Fiddlin' Bill Hensley, mountain fiddler, Asheville, North Carolina (photo by Ben Shahn, taken as part of the Farm Security Administration)
Farmer and sons walking in the face of a dust storm. Cimarron County, Oklahoma (photo by Arthur Rothstein, taken as part of the Farm Security Administration)
"Negro sharecropper and wife. Mississippi. They have no tools, stock, equipment, or garden." (photo by Dorothea Lange, taken as part of the Farm Security Administration)
Pinal County, Arizona. Defense training project, U.S. Department of Education welding school. All these men and boys live on the farms and ranches nearby. Some men, who are agricultural workers living at the FSA (Farm Security Administration) farm workers' community at Eleven Mile Corner, attend this class.
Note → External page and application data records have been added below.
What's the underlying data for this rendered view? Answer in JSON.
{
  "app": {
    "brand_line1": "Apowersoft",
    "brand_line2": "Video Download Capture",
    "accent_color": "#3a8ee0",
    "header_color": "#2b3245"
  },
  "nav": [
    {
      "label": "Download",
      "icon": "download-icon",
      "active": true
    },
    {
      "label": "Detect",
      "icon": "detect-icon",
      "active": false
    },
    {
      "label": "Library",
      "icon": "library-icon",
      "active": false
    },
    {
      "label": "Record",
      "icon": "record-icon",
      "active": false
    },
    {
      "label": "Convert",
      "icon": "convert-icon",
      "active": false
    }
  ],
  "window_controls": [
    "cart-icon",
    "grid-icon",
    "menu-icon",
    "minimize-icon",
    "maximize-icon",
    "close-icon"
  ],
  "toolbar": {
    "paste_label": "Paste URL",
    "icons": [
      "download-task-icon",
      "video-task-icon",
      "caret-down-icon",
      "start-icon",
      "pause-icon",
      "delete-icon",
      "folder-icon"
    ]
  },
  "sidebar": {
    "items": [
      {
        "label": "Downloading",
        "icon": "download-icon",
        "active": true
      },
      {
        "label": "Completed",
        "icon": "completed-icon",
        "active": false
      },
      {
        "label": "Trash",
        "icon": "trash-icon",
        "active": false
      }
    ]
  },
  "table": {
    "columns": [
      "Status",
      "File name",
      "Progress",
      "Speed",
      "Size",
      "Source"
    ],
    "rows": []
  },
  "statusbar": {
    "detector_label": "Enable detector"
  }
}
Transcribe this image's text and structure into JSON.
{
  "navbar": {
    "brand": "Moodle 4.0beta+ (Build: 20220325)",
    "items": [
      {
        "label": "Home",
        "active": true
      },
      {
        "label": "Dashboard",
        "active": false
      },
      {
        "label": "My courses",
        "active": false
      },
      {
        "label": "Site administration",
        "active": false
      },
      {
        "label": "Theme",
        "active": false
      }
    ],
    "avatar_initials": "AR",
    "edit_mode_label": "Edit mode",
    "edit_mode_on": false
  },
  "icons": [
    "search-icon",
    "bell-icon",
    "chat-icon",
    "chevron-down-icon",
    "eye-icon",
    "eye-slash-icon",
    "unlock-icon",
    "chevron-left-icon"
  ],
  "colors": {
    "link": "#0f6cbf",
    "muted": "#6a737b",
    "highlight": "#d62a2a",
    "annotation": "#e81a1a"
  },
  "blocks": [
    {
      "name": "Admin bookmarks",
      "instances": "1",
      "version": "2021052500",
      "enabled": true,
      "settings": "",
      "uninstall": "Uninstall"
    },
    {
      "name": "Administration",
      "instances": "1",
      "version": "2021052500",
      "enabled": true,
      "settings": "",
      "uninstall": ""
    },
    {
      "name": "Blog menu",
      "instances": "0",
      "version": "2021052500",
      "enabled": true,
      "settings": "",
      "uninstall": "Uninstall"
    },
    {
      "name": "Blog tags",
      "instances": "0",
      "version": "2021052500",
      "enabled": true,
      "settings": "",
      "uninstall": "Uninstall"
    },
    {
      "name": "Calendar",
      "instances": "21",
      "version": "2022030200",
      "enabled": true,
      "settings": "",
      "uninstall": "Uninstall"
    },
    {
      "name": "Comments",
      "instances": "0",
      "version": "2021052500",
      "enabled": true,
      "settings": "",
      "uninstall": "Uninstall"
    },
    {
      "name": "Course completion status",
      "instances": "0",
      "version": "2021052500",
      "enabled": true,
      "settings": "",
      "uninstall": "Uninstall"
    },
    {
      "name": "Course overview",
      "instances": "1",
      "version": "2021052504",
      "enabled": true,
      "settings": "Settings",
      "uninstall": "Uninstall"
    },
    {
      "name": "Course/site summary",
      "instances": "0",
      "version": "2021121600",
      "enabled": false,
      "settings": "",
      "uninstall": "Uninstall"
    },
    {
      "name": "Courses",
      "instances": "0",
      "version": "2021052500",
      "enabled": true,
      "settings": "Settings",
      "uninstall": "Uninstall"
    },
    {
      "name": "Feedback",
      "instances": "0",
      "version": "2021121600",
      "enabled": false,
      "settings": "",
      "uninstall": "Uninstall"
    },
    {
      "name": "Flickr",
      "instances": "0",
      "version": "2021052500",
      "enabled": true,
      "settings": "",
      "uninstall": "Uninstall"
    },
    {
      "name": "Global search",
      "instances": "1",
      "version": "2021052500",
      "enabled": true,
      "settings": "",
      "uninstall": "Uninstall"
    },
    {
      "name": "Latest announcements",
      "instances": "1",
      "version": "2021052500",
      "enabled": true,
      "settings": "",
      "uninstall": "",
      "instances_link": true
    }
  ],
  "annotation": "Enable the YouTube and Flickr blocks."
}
The Farm Security Administration (FSA), created in 1937 under the Department of Agriculture, helped with rural rehabilitation, farm loans, and subsistence homestead programs. The FSA was not a relief agency, but instead it relied on a network of cooperation between states and county offices to determine which clients needed loans that could not get this credit somewhere else. Farmers could use these loans to buy land, equipment, livestock, or seeds. Additionally, the FSA assisted families by providing healthcare, education, and training programs for participating families. The goal of these measures was to help families become self-sustaining.
One of the most memorable programs of the FSA is the collection of photographs that document the rural conditions from the Information Division of the Resettlement Administration. These photos helped to not only promote the programs of the RA, but to also show the people, cultures, and landscapes of rural America.
“Farm Security Administration,” Encyclopedia of Oklahoma History & Culture. Oklahoma Historical Society. http://digital.library.okstate.edu/encyclopedia/entries/f/fa015.html